A great study titled "Six different football shoes, one playing surface and the weather; Assessing variation in shoe-surface traction over one season of elite football" has recently been released discussing what type of football (soccer) shoes are best for reducing the risk of lower limb injuries such as the commonly experienced ACL damage.
Football involves a high amount of acceleration, deceleration and changing direction. Both require an adequate amount of traction between shoes and surface in order for the movement to be executed quickly, safely and effectively.
Previous studies have shown that compared to other team sports football requires the greatest amount of cutting movements. A player can perform up to 800 cuts per game!
A players ability to accelerate, decelerate and change direction is influenced majorly by the tractional properties of boots and playing surface.
The components of traction studied in this paper were translational and rotational. Translational relating to the player moving in a straight or side to side pattern.
Previous studies have proven that increased translational movement is linked to improved performance whereas increase rotational movements are associated with an increased risk of lower limb injuries such as ACL damage.
The study looked at the relationship between:-
Shoe outsole purpose
This study was completed to shed some more light on which external factors are contributing to lower limb injury in football players. The external factor here being footwear and the way they interact with the playing surface.
The study was done in Doha, Qatar at the Qatar national team outdoor training pitch.

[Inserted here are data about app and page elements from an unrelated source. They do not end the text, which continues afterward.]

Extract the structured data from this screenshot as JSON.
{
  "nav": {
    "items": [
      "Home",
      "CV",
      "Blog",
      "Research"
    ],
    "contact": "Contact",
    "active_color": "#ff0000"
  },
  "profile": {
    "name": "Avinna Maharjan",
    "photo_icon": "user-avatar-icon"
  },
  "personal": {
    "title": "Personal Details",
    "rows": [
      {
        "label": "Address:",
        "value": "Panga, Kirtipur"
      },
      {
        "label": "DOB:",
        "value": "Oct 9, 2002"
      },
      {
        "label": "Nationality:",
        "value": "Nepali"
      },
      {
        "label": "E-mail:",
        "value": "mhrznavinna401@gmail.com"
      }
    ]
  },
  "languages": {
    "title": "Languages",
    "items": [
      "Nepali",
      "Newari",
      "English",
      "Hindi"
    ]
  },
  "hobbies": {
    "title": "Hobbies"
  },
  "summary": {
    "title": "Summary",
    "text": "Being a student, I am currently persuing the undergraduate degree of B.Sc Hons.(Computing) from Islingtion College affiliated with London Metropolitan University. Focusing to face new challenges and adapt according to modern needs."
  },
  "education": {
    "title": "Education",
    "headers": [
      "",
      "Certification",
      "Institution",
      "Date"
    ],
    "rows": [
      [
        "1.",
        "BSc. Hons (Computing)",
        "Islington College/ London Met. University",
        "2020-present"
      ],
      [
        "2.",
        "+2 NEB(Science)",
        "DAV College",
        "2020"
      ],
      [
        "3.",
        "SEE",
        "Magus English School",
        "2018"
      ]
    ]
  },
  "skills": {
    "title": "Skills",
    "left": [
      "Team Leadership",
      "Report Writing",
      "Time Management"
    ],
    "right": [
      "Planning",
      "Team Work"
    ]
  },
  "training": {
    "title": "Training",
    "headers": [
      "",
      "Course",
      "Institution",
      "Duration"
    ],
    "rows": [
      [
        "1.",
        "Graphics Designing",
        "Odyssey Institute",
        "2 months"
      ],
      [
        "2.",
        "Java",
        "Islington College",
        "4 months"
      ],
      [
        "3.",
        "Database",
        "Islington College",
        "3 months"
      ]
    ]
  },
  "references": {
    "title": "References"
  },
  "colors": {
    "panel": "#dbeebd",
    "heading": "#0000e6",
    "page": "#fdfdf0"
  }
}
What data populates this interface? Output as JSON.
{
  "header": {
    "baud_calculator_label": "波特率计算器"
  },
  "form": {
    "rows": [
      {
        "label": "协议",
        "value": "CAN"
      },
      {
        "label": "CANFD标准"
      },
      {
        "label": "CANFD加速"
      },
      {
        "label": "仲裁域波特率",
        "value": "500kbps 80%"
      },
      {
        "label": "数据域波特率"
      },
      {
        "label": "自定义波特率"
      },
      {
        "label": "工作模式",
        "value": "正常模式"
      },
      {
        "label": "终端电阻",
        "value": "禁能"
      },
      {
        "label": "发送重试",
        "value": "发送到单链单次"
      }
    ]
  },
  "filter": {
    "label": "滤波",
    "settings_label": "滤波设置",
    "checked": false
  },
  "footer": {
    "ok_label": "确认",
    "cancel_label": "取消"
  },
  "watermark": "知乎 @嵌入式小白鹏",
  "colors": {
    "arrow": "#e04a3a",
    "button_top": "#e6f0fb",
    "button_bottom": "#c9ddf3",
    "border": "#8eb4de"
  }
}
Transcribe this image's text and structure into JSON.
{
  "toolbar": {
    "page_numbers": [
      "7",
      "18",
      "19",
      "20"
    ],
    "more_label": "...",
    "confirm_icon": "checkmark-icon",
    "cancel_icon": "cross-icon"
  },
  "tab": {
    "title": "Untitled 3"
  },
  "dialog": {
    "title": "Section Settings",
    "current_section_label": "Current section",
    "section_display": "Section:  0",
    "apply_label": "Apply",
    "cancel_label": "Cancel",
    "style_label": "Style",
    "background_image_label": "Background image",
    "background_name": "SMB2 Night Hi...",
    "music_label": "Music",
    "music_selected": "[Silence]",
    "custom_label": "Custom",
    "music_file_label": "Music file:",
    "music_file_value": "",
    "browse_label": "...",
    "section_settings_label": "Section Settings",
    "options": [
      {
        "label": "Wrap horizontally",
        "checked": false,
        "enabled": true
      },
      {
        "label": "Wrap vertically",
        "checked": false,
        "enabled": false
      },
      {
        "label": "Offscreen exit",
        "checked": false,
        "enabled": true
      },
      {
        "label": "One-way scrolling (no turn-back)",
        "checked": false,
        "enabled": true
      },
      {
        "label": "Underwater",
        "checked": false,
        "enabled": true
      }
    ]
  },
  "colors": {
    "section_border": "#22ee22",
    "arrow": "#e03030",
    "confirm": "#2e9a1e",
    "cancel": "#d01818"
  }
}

The study was carried out over a single season on the one natural grass football pitch.
6 Nike Shoes were included:-
All 6 shoes, one at a time, were attached to a portable traction testing device which is designed to mimic foot movements employed by football players.
This allowed the researchers to pool data about all 6 shoes and their translational and rotational traction qualities.
What were the results?!
Soft ground outsoles showed to have the highest translational traction, however they also showed to have had the highest rotational traction!
Shoe outsoles designed for artificial grass, so the Nike Tiempo (AG) had the lowest rotational traction and came out on top.
So what does all this mean?
Decreased rotational traction in a shoe is proven to decrease lower limb injuries WITHOUT causing any detriment to player performance.
So YOU want increased translational traction, helping the player move forward and side to side more effectively and safely, and decreased rotational traction, meaning they can rotate and pivot without that increased chance of hurting themselves!
This doesn't mean that if you put the Nike Tiempo on that you're invincible and you'll never hurt yourself. Many things come in to play when aiming to reduce the risk of injury. Adequately strengthening and stretching the correct muscle groups, building the appropriate skills and recruiting safe and effective movement patterns and strategies all compound together to make you a stronger, better player that will be able to stay in the game for longer.
Moving forward towards purchasing footwear, artificial grass shoe outsoles are small round moulded studs vs the screw in metal studs used with soft ground outsole shoes. Also, making sure the fit of the shoe is correct is just as important as getting the appropriate outsole. Having a shoe that is wide enough, deep enough and long enough is crucial!
Moving forward in the world of research they forecast studies looking further into the relationship between shoes and several different playing surfaces, soil types, and grass species to get a more complete understanding of shoe-surface traction.
Stay tuned players!
Access the whole research paper here, hot off the press!
Taylor JB, Wright AA, Dischiavi SL, Townsend MA, Marmon AR. Activity demands during multi-directional team sports: a systematic review. Sports Medicine. 2017 Dec 1;47(12):2533–51. pmid:28801751
Anneliese joins Health Associates as a podiatrist working Monday and Saturdays.
She holds both a Bachelor of psychology and podiatry and has dedicated herself to studying full time for 7 years.
As a podiatrist she combines her proficient knowledge of human mechanics and ability to connect and engage with her patients to deliver outstanding clinical outcomes and an exceptional customer experience.
Anneliese loves health and fitness and enjoys encouraging her patients to maximise their health.